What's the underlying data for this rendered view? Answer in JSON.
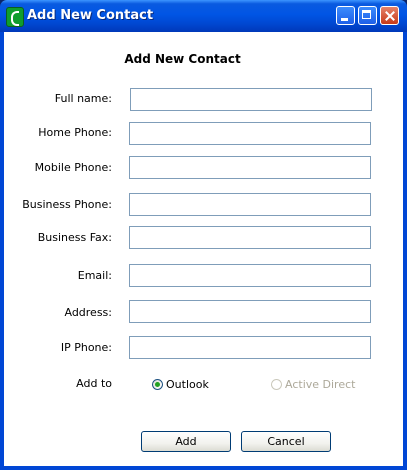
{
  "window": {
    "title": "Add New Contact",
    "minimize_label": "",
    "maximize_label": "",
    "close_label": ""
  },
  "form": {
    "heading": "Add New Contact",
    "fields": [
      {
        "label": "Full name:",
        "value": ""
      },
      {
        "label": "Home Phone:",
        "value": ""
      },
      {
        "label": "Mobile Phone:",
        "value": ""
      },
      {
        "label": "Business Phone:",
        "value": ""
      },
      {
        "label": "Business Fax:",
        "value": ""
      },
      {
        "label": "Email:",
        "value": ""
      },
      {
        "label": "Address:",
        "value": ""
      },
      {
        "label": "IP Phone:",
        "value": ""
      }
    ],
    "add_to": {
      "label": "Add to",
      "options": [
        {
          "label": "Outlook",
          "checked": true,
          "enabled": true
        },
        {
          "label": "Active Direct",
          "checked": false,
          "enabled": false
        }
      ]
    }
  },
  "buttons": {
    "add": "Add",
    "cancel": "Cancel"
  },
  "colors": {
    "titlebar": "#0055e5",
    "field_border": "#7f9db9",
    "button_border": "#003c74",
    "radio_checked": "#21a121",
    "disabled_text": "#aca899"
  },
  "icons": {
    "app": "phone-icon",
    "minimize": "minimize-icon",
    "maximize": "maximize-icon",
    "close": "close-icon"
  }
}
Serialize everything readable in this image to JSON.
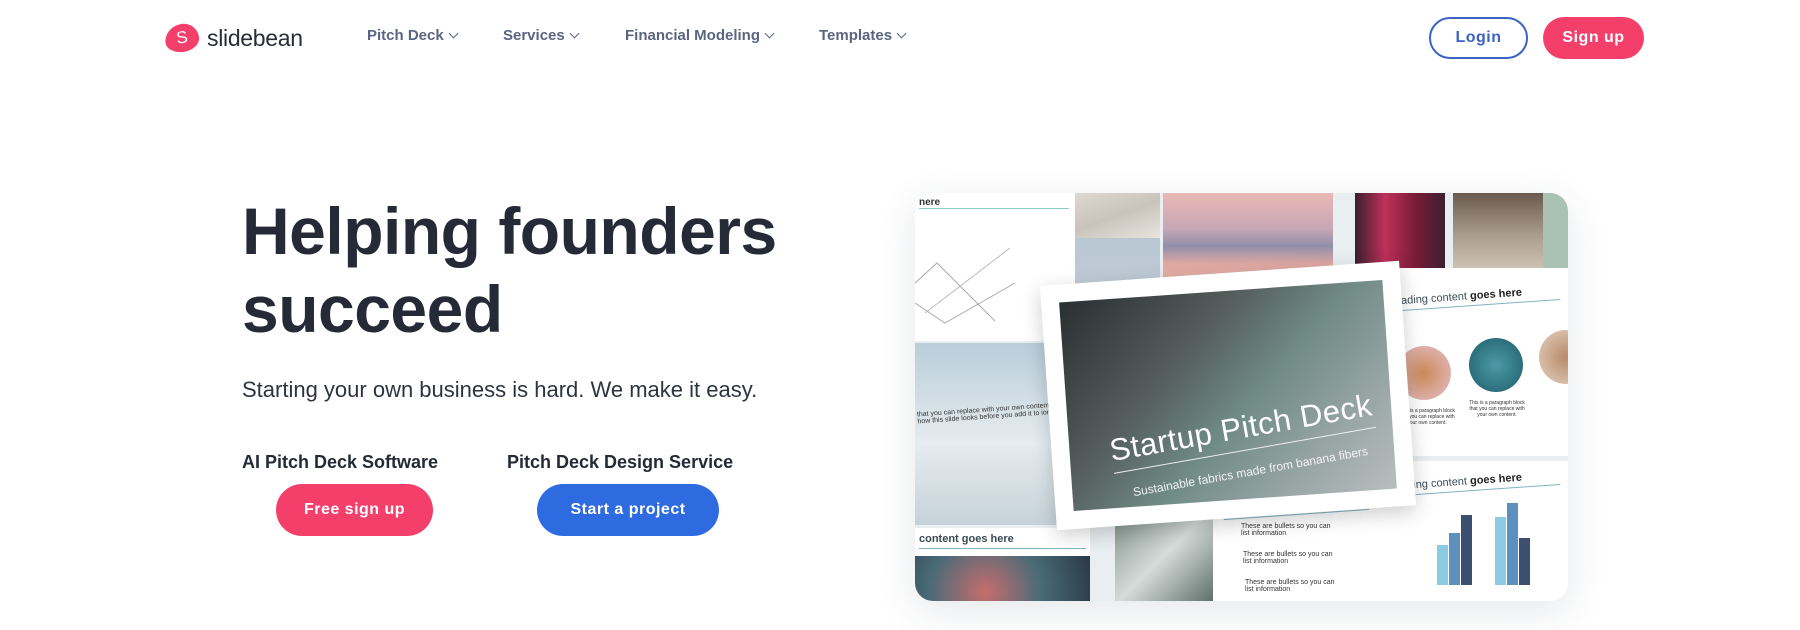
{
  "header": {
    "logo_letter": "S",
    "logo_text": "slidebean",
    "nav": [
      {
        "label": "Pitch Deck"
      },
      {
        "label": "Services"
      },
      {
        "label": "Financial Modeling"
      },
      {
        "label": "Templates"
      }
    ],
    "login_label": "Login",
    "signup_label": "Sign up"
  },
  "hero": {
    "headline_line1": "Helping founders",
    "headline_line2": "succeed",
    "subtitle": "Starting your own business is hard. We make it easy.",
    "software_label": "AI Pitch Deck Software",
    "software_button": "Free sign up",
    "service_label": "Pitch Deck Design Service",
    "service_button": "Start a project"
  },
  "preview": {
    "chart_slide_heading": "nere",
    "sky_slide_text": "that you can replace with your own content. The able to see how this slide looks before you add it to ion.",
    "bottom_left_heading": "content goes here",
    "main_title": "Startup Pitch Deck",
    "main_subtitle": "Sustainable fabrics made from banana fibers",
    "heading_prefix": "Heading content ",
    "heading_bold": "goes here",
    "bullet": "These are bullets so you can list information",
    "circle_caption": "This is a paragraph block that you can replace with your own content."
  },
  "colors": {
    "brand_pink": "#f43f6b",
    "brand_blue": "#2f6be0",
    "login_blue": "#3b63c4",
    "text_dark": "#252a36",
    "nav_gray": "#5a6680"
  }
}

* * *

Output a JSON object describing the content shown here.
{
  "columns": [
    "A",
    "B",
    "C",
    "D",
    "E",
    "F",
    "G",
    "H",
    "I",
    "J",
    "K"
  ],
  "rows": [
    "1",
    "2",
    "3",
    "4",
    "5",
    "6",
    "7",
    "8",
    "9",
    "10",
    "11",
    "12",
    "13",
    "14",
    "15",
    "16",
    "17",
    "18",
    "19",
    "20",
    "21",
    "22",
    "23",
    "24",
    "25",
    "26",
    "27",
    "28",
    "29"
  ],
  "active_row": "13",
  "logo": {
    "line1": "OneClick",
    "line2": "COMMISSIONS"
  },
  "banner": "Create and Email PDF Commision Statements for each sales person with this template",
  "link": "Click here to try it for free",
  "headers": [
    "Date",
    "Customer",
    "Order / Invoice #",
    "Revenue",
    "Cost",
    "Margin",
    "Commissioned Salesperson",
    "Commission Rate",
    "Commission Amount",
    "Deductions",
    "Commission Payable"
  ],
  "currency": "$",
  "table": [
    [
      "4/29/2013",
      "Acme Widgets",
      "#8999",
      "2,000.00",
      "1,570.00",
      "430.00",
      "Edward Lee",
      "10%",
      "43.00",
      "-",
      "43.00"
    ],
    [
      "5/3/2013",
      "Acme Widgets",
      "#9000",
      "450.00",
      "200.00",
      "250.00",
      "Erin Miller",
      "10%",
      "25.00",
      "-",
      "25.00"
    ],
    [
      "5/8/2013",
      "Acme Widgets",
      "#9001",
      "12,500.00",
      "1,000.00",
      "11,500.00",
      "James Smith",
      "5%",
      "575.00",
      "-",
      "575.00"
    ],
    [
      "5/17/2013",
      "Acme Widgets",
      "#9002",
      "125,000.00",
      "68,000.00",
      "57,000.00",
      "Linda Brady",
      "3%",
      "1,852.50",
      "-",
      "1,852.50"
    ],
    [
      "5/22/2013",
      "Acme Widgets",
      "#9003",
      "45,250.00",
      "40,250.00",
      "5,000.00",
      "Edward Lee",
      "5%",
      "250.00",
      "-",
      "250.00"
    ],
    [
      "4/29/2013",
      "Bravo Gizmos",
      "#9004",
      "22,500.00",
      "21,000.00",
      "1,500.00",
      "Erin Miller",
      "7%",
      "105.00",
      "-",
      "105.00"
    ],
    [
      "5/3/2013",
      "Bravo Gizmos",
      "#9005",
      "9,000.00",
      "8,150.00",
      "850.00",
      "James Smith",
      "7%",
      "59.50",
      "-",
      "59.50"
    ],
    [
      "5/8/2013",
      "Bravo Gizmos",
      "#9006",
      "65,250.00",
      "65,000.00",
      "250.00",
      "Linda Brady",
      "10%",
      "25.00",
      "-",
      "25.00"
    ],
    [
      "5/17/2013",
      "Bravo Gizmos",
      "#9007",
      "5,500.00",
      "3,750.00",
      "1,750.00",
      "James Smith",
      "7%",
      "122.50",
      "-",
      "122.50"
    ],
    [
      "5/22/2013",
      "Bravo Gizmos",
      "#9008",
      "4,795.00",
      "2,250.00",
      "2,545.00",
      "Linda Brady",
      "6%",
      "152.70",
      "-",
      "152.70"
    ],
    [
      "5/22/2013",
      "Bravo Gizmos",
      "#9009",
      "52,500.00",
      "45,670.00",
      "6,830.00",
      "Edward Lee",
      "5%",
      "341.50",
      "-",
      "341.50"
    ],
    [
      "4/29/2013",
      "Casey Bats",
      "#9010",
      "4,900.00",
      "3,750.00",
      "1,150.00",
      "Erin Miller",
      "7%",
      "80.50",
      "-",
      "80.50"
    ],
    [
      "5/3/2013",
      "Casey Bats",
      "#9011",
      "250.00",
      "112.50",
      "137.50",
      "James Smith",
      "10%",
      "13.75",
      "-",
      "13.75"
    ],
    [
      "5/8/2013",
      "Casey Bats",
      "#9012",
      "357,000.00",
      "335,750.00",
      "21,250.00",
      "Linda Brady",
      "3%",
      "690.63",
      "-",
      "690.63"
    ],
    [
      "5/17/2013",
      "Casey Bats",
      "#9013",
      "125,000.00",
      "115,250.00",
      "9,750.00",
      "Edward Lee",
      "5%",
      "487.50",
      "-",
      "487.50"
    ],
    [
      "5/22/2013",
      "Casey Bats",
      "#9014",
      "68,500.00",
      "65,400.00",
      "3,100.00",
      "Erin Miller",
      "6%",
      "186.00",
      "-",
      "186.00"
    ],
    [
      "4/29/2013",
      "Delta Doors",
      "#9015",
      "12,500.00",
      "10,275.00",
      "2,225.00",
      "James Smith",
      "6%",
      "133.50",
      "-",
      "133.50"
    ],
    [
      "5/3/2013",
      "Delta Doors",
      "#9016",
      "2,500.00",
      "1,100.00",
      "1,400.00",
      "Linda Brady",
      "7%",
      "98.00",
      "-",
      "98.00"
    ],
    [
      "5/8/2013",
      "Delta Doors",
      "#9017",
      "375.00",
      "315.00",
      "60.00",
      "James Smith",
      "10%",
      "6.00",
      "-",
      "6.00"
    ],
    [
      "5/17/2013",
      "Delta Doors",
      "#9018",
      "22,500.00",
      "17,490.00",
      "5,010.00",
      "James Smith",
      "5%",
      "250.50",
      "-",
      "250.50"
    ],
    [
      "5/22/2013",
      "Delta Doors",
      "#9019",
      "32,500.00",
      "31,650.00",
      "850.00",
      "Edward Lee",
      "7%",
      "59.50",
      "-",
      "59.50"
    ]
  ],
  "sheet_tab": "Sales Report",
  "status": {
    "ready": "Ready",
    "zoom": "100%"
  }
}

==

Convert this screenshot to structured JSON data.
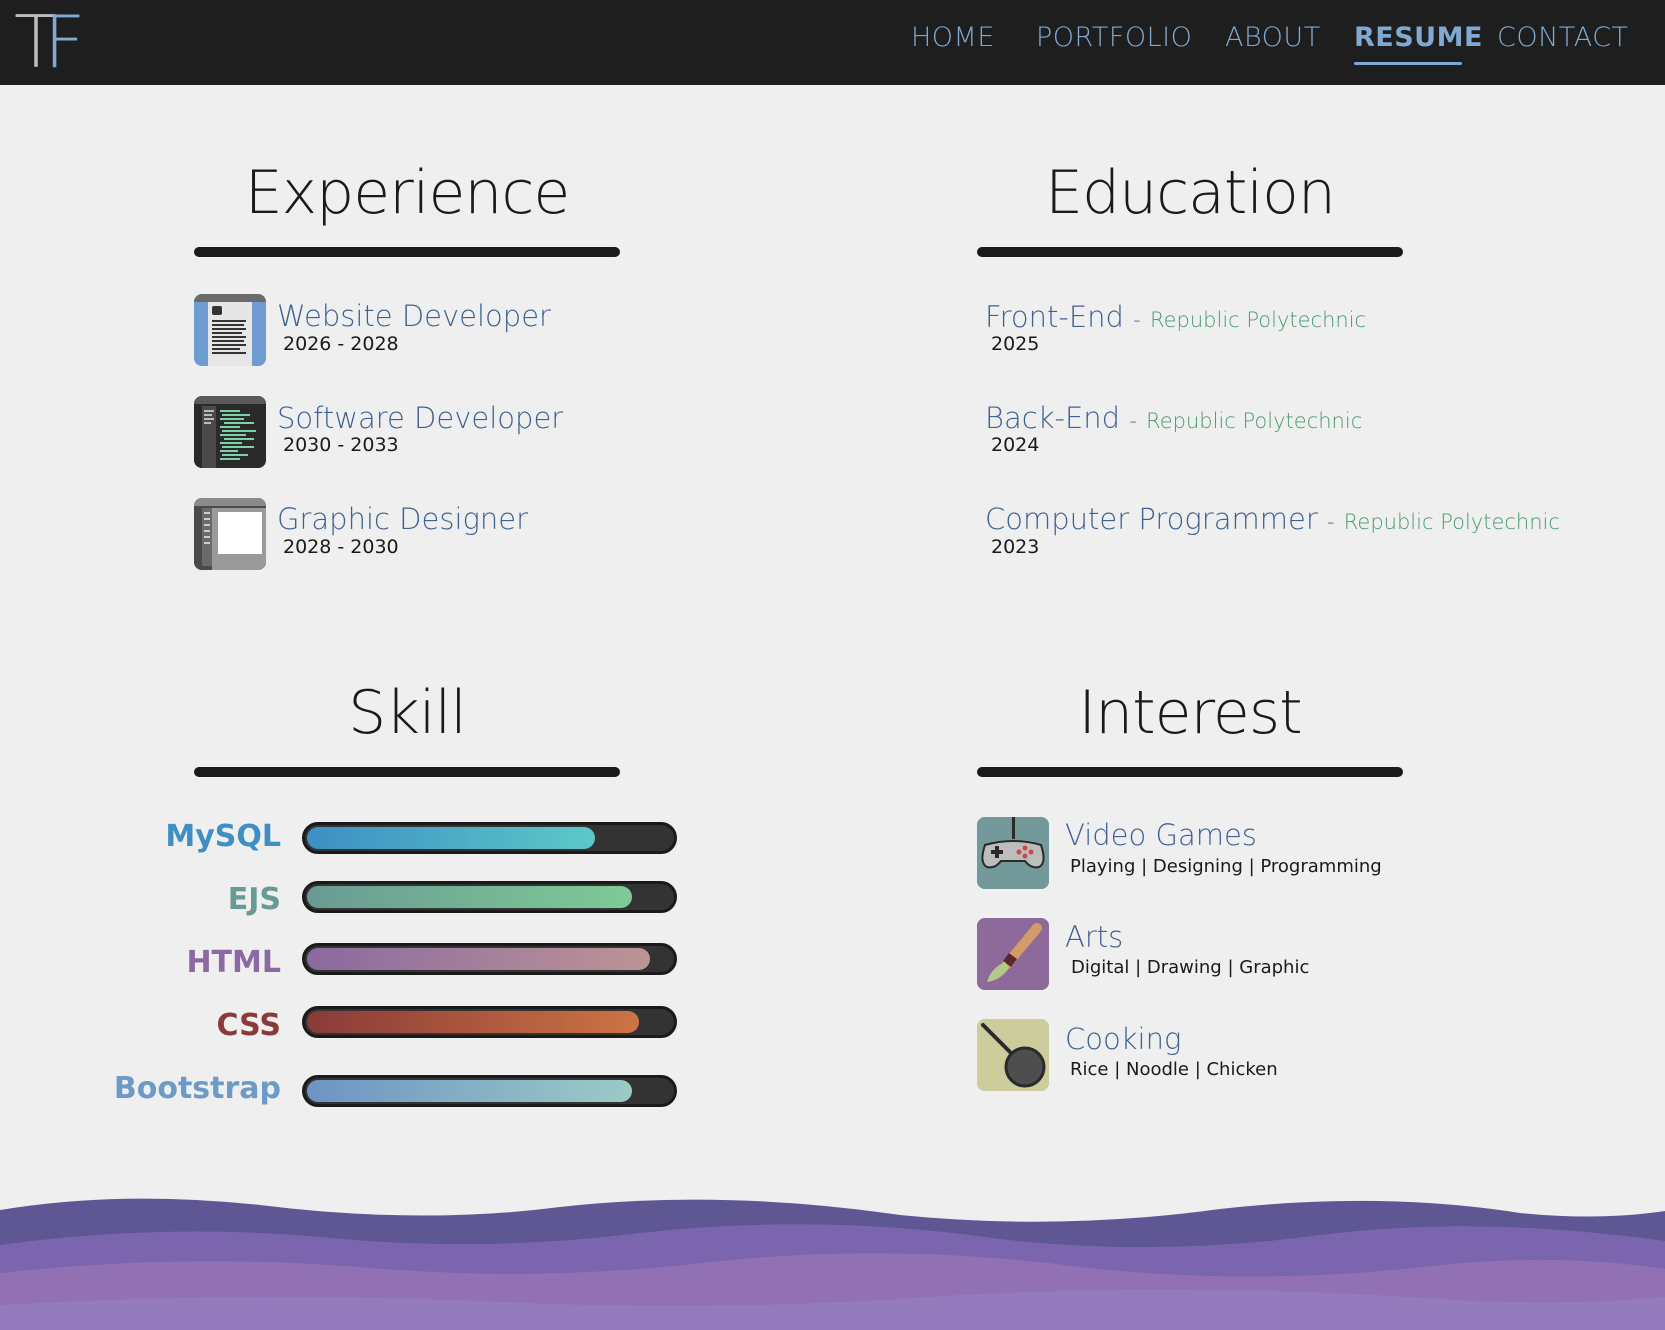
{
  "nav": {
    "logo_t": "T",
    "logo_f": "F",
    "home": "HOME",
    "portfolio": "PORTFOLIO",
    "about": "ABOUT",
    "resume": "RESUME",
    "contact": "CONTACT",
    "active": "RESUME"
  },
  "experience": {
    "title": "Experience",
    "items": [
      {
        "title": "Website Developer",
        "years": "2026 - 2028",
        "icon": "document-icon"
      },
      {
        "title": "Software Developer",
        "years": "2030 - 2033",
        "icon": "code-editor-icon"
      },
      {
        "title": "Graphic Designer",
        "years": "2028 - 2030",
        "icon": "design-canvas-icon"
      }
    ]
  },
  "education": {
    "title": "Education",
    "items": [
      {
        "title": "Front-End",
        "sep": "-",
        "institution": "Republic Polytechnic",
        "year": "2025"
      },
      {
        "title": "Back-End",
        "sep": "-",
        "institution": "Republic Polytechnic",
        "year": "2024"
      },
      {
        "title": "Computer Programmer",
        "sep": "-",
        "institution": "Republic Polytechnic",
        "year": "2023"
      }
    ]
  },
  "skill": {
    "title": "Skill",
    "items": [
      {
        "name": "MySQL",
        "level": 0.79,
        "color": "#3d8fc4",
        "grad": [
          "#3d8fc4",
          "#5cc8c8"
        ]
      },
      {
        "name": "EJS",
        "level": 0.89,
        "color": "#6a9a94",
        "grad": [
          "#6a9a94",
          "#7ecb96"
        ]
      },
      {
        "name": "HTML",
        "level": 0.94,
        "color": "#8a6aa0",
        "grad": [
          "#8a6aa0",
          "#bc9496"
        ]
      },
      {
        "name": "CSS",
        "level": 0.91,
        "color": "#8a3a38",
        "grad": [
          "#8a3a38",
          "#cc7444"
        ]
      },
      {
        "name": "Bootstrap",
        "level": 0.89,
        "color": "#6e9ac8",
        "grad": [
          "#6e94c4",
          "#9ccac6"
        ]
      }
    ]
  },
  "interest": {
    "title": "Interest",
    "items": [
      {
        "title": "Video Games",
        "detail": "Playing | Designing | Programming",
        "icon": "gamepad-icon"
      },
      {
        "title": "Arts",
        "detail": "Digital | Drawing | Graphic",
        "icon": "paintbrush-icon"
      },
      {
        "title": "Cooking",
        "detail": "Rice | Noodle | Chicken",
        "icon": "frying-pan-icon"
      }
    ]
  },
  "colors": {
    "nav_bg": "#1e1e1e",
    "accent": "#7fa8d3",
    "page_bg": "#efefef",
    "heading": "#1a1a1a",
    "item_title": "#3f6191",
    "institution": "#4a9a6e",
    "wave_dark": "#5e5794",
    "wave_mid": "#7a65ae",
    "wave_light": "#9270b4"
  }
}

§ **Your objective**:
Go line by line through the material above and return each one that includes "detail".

§ **Answer below**:
        "detail": "Playing | Designing | Programming",
        "detail": "Digital | Drawing | Graphic",
        "detail": "Rice | Noodle | Chicken",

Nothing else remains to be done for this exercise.